PROBLEM » Repeat the records given below in full, with no changes.

------------------------------------------------------------

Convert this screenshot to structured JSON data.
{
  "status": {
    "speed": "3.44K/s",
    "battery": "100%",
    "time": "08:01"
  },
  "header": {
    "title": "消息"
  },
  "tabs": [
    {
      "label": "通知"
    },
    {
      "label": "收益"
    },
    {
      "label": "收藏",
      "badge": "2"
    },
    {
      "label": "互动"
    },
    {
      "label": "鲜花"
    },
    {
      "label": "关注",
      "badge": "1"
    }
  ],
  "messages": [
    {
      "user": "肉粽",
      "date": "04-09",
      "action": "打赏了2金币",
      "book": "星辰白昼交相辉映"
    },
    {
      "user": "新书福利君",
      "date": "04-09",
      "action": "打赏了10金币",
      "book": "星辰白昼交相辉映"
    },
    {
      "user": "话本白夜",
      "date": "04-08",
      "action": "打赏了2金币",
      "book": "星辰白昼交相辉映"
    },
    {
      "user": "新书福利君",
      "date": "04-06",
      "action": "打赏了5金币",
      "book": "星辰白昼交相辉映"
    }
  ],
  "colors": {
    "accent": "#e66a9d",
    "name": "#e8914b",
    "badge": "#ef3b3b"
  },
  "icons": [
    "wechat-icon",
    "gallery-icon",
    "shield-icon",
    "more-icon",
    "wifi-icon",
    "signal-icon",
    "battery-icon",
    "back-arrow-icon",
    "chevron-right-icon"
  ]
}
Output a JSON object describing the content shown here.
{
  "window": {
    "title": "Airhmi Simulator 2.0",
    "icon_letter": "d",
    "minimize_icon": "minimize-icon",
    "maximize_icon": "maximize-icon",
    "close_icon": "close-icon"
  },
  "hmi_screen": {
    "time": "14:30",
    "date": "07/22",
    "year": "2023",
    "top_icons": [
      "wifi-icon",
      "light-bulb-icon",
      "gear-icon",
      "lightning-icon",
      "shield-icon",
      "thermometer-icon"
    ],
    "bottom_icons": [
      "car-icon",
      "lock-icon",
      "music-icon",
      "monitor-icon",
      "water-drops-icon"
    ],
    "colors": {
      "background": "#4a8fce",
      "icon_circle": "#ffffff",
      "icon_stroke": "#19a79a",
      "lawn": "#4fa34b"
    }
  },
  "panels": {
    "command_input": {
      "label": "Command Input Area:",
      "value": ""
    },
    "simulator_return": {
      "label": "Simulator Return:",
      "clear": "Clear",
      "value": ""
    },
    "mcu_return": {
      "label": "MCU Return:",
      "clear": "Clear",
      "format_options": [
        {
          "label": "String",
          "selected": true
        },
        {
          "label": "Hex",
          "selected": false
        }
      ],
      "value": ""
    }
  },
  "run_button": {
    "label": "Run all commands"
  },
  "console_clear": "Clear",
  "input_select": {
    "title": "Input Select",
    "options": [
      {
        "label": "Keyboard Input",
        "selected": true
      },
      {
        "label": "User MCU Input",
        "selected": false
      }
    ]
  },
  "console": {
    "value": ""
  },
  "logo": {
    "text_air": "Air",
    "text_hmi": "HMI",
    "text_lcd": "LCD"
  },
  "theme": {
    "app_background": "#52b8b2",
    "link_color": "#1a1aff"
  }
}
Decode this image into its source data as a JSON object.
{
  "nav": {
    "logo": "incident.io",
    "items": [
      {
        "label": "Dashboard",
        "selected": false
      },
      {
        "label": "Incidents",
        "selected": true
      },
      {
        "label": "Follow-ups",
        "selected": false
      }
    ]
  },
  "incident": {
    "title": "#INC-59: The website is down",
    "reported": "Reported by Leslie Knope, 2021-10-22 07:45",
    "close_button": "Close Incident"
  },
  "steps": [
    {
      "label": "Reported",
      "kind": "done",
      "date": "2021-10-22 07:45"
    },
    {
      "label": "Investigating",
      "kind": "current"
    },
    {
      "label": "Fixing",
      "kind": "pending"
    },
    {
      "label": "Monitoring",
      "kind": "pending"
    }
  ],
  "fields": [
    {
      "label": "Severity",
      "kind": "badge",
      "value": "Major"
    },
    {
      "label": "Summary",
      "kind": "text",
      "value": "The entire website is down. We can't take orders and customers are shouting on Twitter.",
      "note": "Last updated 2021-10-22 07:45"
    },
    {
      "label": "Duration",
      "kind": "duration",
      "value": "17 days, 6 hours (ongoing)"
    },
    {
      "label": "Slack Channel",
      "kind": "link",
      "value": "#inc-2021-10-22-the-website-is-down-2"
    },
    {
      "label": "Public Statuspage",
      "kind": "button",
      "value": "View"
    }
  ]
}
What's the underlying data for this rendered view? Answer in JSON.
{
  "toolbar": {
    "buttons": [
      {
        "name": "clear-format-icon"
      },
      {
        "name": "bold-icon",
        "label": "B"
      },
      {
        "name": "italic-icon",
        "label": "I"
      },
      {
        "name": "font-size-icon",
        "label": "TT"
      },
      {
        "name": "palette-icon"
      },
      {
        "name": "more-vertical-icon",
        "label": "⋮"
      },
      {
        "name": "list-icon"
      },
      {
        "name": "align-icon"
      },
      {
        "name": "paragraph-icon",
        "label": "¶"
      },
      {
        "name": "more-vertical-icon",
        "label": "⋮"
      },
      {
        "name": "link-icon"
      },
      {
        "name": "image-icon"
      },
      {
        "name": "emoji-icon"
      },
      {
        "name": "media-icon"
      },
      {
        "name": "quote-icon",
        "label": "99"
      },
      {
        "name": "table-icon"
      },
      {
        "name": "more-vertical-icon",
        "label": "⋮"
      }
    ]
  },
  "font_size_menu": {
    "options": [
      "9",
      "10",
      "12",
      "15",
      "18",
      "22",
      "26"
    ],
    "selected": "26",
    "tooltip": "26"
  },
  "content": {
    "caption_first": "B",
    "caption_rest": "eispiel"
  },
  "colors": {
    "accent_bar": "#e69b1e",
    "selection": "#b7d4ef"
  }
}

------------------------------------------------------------

SOLUTION TO THIS EXERCISE »
Convert this screenshot to structured JSON data.
{
  "status": {
    "speed": "3.44K/s",
    "battery": "100%",
    "time": "08:01"
  },
  "header": {
    "title": "消息"
  },
  "tabs": [
    {
      "label": "通知"
    },
    {
      "label": "收益"
    },
    {
      "label": "收藏",
      "badge": "2"
    },
    {
      "label": "互动"
    },
    {
      "label": "鲜花"
    },
    {
      "label": "关注",
      "badge": "1"
    }
  ],
  "messages": [
    {
      "user": "肉粽",
      "date": "04-09",
      "action": "打赏了2金币",
      "book": "星辰白昼交相辉映"
    },
    {
      "user": "新书福利君",
      "date": "04-09",
      "action": "打赏了10金币",
      "book": "星辰白昼交相辉映"
    },
    {
      "user": "话本白夜",
      "date": "04-08",
      "action": "打赏了2金币",
      "book": "星辰白昼交相辉映"
    },
    {
      "user": "新书福利君",
      "date": "04-06",
      "action": "打赏了5金币",
      "book": "星辰白昼交相辉映"
    }
  ],
  "colors": {
    "accent": "#e66a9d",
    "name": "#e8914b",
    "badge": "#ef3b3b"
  },
  "icons": [
    "wechat-icon",
    "gallery-icon",
    "shield-icon",
    "more-icon",
    "wifi-icon",
    "signal-icon",
    "battery-icon",
    "back-arrow-icon",
    "chevron-right-icon"
  ]
}
Output a JSON object describing the content shown here.
{
  "window": {
    "title": "Airhmi Simulator 2.0",
    "icon_letter": "d",
    "minimize_icon": "minimize-icon",
    "maximize_icon": "maximize-icon",
    "close_icon": "close-icon"
  },
  "hmi_screen": {
    "time": "14:30",
    "date": "07/22",
    "year": "2023",
    "top_icons": [
      "wifi-icon",
      "light-bulb-icon",
      "gear-icon",
      "lightning-icon",
      "shield-icon",
      "thermometer-icon"
    ],
    "bottom_icons": [
      "car-icon",
      "lock-icon",
      "music-icon",
      "monitor-icon",
      "water-drops-icon"
    ],
    "colors": {
      "background": "#4a8fce",
      "icon_circle": "#ffffff",
      "icon_stroke": "#19a79a",
      "lawn": "#4fa34b"
    }
  },
  "panels": {
    "command_input": {
      "label": "Command Input Area:",
      "value": ""
    },
    "simulator_return": {
      "label": "Simulator Return:",
      "clear": "Clear",
      "value": ""
    },
    "mcu_return": {
      "label": "MCU Return:",
      "clear": "Clear",
      "format_options": [
        {
          "label": "String",
          "selected": true
        },
        {
          "label": "Hex",
          "selected": false
        }
      ],
      "value": ""
    }
  },
  "run_button": {
    "label": "Run all commands"
  },
  "console_clear": "Clear",
  "input_select": {
    "title": "Input Select",
    "options": [
      {
        "label": "Keyboard Input",
        "selected": true
      },
      {
        "label": "User MCU Input",
        "selected": false
      }
    ]
  },
  "console": {
    "value": ""
  },
  "logo": {
    "text_air": "Air",
    "text_hmi": "HMI",
    "text_lcd": "LCD"
  },
  "theme": {
    "app_background": "#52b8b2",
    "link_color": "#1a1aff"
  }
}
Decode this image into its source data as a JSON object.
{
  "nav": {
    "logo": "incident.io",
    "items": [
      {
        "label": "Dashboard",
        "selected": false
      },
      {
        "label": "Incidents",
        "selected": true
      },
      {
        "label": "Follow-ups",
        "selected": false
      }
    ]
  },
  "incident": {
    "title": "#INC-59: The website is down",
    "reported": "Reported by Leslie Knope, 2021-10-22 07:45",
    "close_button": "Close Incident"
  },
  "steps": [
    {
      "label": "Reported",
      "kind": "done",
      "date": "2021-10-22 07:45"
    },
    {
      "label": "Investigating",
      "kind": "current"
    },
    {
      "label": "Fixing",
      "kind": "pending"
    },
    {
      "label": "Monitoring",
      "kind": "pending"
    }
  ],
  "fields": [
    {
      "label": "Severity",
      "kind": "badge",
      "value": "Major"
    },
    {
      "label": "Summary",
      "kind": "text",
      "value": "The entire website is down. We can't take orders and customers are shouting on Twitter.",
      "note": "Last updated 2021-10-22 07:45"
    },
    {
      "label": "Duration",
      "kind": "duration",
      "value": "17 days, 6 hours (ongoing)"
    },
    {
      "label": "Slack Channel",
      "kind": "link",
      "value": "#inc-2021-10-22-the-website-is-down-2"
    },
    {
      "label": "Public Statuspage",
      "kind": "button",
      "value": "View"
    }
  ]
}
What's the underlying data for this rendered view? Answer in JSON.
{
  "toolbar": {
    "buttons": [
      {
        "name": "clear-format-icon"
      },
      {
        "name": "bold-icon",
        "label": "B"
      },
      {
        "name": "italic-icon",
        "label": "I"
      },
      {
        "name": "font-size-icon",
        "label": "TT"
      },
      {
        "name": "palette-icon"
      },
      {
        "name": "more-vertical-icon",
        "label": "⋮"
      },
      {
        "name": "list-icon"
      },
      {
        "name": "align-icon"
      },
      {
        "name": "paragraph-icon",
        "label": "¶"
      },
      {
        "name": "more-vertical-icon",
        "label": "⋮"
      },
      {
        "name": "link-icon"
      },
      {
        "name": "image-icon"
      },
      {
        "name": "emoji-icon"
      },
      {
        "name": "media-icon"
      },
      {
        "name": "quote-icon",
        "label": "99"
      },
      {
        "name": "table-icon"
      },
      {
        "name": "more-vertical-icon",
        "label": "⋮"
      }
    ]
  },
  "font_size_menu": {
    "options": [
      "9",
      "10",
      "12",
      "15",
      "18",
      "22",
      "26"
    ],
    "selected": "26",
    "tooltip": "26"
  },
  "content": {
    "caption_first": "B",
    "caption_rest": "eispiel"
  },
  "colors": {
    "accent_bar": "#e69b1e",
    "selection": "#b7d4ef"
  }
}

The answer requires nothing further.